WHAT YOU WILL DO: The answer is the number of lines in the data that contain the word "JSON"; give it alone.

(Element data from apps and pages)
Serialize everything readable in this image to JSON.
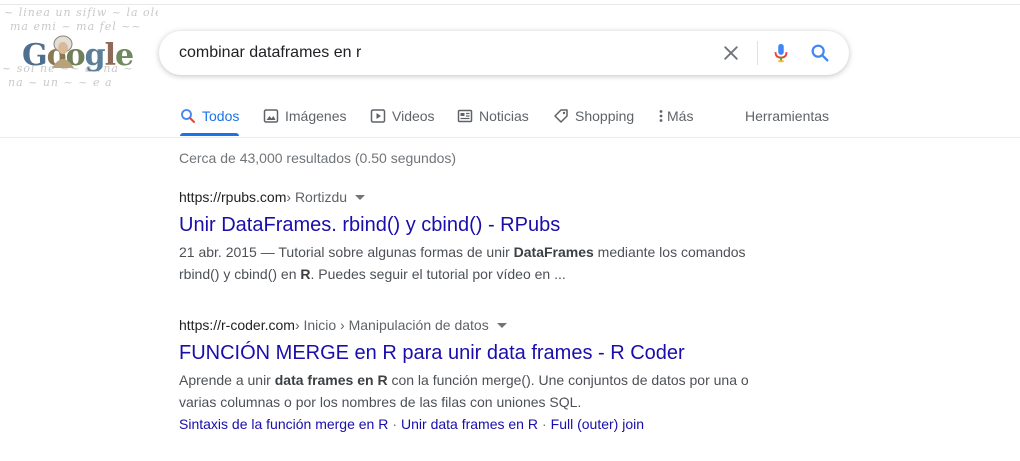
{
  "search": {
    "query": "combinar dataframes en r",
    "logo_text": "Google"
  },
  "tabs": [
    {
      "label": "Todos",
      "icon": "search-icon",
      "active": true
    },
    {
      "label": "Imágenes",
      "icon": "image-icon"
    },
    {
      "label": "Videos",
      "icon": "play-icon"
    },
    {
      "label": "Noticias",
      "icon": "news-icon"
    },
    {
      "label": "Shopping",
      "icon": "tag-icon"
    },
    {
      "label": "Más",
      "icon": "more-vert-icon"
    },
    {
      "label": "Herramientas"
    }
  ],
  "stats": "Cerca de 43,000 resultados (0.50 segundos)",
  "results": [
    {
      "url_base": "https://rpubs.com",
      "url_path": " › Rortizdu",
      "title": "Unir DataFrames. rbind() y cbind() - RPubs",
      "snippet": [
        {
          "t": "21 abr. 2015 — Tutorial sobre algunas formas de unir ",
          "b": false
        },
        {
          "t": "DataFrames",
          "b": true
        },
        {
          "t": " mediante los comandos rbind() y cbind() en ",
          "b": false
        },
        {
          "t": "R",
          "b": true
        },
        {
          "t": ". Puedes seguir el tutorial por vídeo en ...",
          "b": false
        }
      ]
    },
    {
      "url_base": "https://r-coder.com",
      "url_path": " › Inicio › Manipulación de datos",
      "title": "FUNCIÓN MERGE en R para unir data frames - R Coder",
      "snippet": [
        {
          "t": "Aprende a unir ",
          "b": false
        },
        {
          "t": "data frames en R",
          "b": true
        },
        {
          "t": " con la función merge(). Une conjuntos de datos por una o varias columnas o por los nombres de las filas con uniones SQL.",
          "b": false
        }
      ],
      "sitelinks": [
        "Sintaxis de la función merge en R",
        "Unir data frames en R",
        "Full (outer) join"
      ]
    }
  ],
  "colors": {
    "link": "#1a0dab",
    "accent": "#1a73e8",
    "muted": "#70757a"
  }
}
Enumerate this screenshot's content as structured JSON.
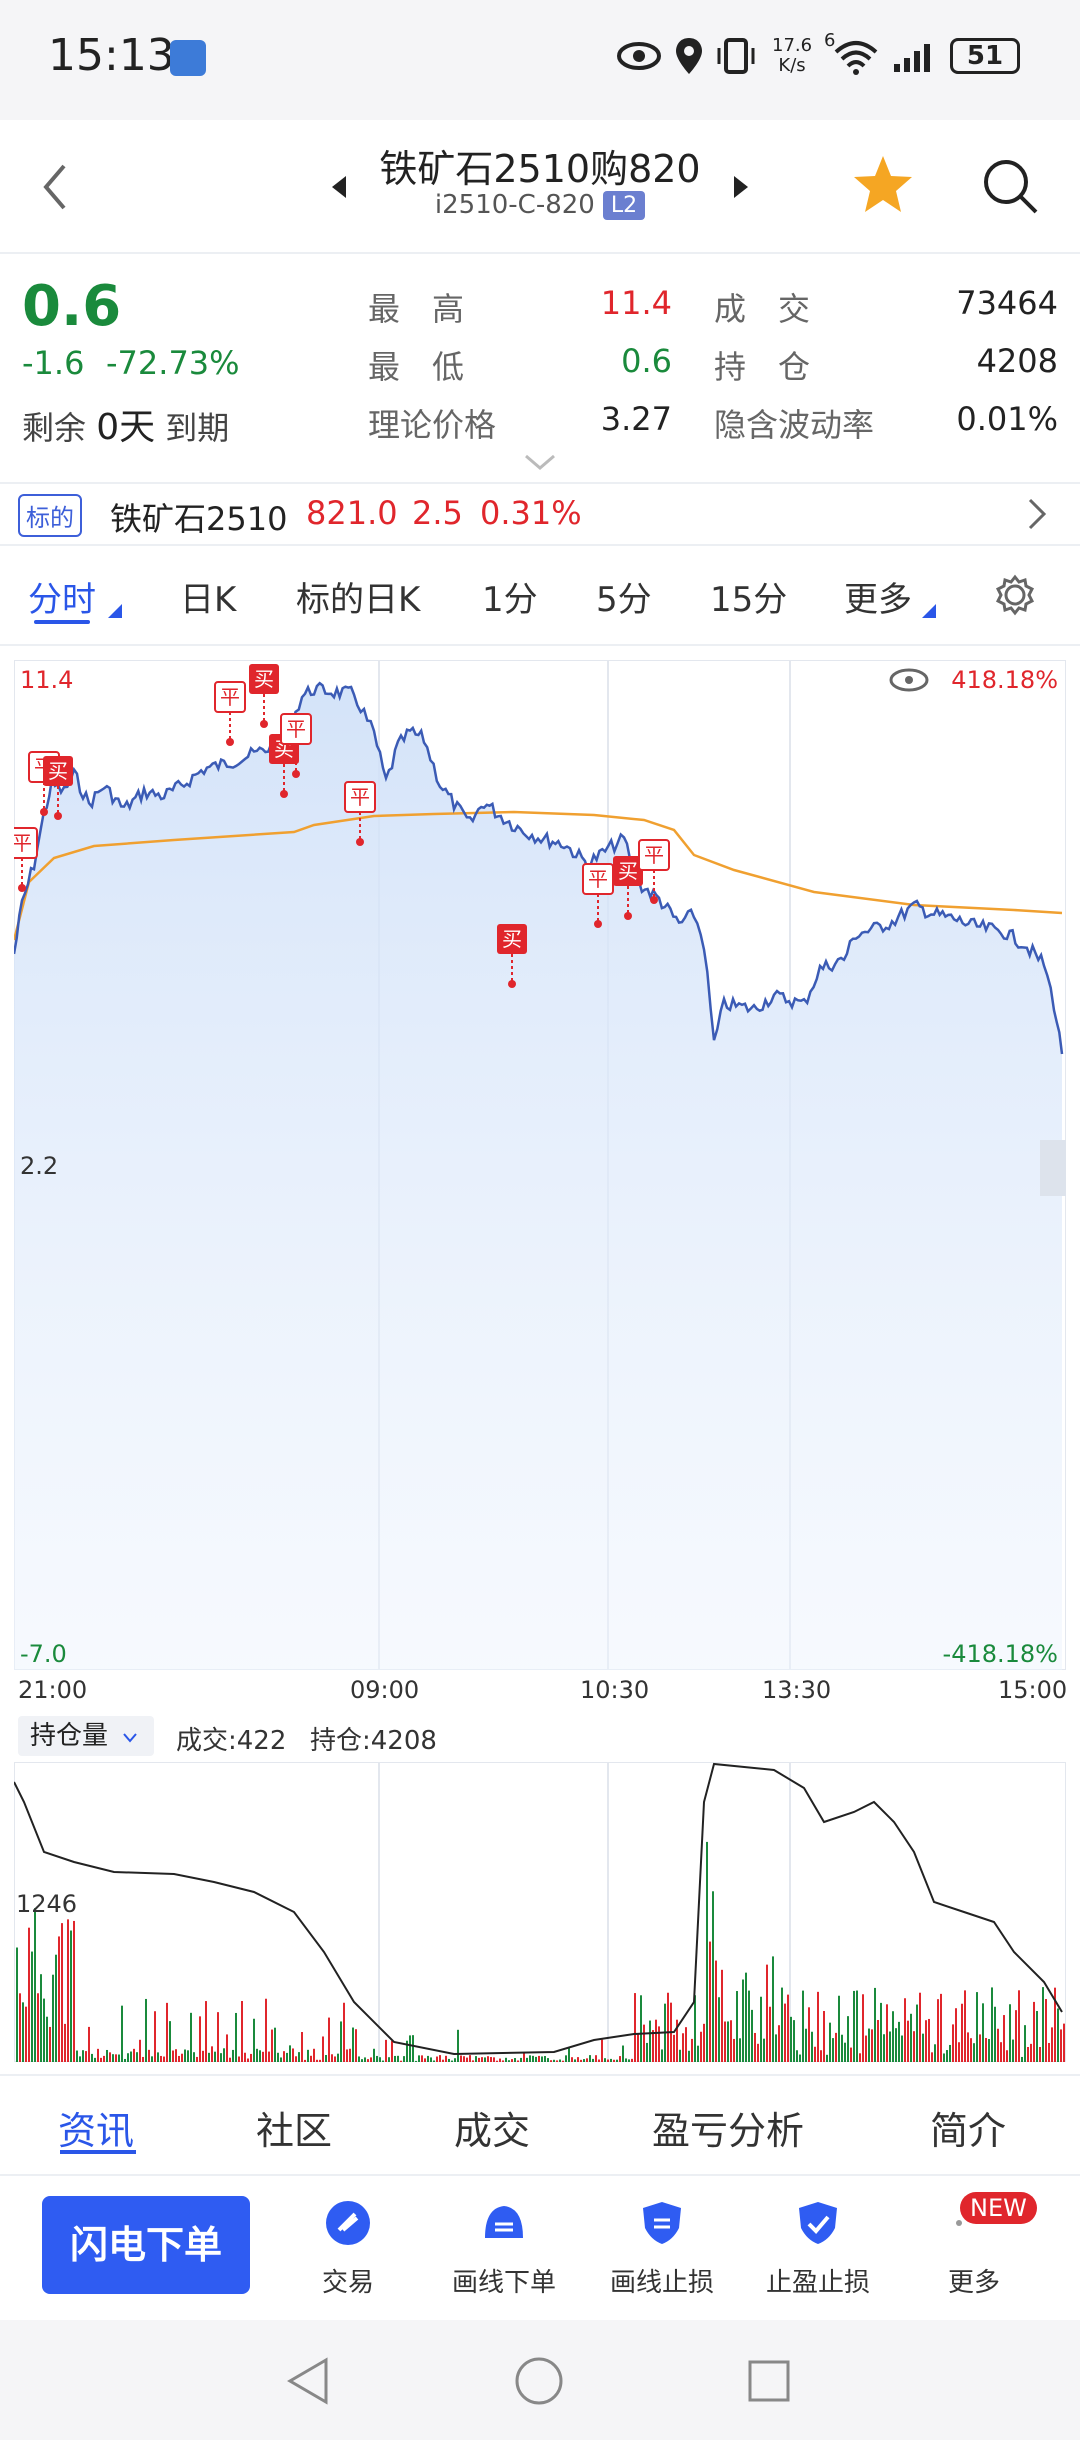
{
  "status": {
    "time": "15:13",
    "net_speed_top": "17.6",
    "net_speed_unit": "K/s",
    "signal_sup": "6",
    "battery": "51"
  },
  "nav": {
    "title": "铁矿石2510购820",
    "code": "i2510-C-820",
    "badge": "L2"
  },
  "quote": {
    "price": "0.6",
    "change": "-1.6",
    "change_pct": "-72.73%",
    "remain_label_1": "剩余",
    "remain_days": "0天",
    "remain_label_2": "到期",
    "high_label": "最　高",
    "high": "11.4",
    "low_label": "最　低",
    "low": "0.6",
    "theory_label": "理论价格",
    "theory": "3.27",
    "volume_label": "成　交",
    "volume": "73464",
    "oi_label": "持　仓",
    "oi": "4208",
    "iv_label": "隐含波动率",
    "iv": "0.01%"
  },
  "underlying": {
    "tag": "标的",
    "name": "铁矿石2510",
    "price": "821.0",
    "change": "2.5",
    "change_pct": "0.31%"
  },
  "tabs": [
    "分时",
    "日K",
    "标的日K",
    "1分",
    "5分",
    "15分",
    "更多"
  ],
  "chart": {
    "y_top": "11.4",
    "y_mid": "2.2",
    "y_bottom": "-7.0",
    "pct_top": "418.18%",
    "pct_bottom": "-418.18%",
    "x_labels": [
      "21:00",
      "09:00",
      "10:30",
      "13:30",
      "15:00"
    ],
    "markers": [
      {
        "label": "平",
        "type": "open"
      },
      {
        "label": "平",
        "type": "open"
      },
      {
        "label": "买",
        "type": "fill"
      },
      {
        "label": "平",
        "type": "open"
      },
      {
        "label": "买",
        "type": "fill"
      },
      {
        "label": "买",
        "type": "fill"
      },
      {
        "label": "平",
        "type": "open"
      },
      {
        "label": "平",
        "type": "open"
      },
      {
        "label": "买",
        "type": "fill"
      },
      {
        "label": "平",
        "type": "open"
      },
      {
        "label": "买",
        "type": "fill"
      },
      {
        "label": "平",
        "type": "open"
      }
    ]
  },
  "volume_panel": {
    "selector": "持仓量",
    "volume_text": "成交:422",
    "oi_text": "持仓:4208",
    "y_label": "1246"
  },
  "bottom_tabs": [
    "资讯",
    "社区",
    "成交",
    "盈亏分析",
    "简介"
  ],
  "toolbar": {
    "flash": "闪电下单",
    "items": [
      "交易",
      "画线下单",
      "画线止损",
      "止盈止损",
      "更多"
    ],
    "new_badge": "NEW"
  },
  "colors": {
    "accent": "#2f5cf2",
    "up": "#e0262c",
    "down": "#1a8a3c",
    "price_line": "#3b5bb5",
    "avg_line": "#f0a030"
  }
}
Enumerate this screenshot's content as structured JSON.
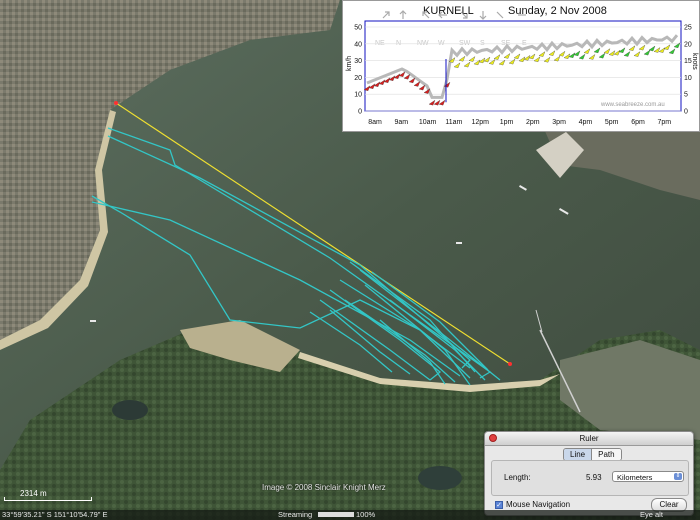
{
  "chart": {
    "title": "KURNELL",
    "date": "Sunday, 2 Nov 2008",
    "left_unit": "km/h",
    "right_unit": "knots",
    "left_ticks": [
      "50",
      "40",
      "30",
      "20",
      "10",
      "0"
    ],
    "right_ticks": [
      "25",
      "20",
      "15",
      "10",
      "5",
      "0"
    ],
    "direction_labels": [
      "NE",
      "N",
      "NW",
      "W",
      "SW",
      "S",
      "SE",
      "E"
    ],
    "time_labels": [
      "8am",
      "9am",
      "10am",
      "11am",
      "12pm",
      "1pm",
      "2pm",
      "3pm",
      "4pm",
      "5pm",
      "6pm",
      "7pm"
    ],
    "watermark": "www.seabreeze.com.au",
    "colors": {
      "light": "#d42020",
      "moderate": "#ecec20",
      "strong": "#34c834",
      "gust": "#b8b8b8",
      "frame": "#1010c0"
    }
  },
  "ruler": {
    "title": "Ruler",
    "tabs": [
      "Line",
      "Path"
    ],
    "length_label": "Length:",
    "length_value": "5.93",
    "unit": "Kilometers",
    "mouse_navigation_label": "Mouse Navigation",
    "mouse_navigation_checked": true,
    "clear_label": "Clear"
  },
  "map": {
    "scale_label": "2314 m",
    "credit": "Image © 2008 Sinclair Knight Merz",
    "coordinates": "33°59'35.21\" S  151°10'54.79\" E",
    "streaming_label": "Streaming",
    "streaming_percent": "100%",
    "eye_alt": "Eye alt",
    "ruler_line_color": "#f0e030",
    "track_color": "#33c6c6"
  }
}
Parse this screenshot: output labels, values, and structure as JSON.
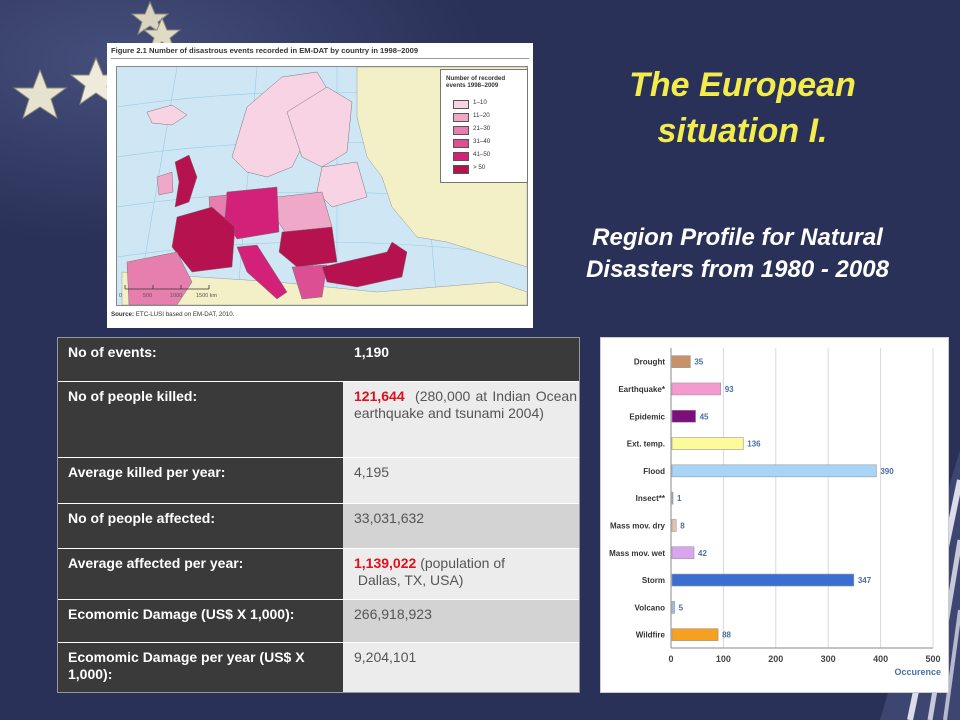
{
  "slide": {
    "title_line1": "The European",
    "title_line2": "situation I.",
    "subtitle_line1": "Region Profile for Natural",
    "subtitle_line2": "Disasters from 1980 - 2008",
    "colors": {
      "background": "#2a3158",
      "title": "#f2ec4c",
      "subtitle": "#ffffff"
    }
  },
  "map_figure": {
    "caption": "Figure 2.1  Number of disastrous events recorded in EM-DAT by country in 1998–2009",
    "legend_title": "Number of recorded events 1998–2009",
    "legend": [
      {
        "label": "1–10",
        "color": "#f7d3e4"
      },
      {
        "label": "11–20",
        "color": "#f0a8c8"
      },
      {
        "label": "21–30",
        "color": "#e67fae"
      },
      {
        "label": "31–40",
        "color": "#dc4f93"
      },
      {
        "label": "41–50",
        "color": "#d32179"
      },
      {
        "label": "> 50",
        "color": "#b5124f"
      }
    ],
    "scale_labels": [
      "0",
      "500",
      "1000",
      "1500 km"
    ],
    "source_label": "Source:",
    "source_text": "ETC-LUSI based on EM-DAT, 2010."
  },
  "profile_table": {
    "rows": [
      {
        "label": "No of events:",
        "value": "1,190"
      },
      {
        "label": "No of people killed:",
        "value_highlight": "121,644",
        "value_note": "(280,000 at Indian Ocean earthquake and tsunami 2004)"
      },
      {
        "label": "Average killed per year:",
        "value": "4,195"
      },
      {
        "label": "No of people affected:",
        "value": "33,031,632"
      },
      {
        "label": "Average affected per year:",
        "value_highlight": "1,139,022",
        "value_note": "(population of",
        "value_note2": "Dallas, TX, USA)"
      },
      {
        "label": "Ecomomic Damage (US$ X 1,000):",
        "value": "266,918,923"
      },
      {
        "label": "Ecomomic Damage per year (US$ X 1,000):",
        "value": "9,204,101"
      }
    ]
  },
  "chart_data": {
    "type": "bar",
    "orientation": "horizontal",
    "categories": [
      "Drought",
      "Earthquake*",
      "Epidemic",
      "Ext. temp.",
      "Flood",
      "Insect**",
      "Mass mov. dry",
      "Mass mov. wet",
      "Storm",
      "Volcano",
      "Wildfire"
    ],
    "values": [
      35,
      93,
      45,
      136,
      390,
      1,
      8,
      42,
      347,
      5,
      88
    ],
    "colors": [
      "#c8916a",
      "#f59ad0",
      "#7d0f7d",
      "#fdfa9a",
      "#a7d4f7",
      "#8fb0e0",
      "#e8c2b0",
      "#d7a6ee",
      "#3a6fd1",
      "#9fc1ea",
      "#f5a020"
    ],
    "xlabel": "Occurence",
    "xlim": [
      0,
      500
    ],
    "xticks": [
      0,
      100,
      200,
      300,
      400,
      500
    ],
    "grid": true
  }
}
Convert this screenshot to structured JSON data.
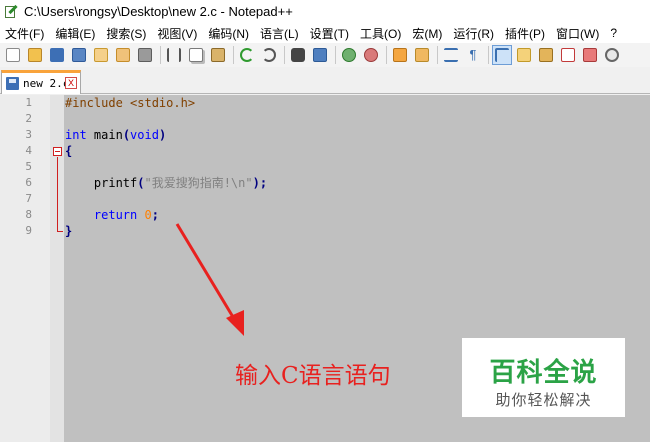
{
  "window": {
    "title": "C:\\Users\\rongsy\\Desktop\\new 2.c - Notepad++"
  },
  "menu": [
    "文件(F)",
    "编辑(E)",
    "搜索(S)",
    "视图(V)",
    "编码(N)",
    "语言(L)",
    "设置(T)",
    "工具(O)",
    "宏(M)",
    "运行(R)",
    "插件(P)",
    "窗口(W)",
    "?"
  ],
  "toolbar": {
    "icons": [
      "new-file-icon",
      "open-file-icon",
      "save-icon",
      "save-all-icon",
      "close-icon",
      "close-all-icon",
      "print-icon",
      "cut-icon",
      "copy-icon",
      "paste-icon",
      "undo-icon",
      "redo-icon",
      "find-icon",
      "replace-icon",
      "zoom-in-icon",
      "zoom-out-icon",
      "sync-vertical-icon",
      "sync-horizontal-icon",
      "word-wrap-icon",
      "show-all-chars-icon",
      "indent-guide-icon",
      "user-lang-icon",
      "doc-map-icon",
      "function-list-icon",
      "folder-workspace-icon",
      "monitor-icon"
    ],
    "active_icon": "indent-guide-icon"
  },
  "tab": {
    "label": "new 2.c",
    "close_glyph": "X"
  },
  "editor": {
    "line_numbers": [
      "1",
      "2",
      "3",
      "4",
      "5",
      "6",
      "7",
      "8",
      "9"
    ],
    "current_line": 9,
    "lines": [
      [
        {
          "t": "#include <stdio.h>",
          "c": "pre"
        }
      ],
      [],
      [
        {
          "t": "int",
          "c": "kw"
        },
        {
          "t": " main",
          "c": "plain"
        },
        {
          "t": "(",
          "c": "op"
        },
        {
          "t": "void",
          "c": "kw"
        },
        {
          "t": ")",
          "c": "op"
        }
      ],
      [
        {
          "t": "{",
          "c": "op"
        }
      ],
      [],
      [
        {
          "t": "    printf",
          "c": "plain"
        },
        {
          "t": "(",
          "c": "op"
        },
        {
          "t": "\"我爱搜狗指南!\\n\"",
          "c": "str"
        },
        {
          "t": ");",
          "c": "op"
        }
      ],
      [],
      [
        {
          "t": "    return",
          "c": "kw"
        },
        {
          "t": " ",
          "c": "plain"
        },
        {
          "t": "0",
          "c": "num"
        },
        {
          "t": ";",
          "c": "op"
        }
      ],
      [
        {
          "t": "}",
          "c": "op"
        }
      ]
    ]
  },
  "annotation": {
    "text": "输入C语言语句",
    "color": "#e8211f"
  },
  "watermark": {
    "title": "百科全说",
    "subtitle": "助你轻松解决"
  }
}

TASK SOLUTION: 5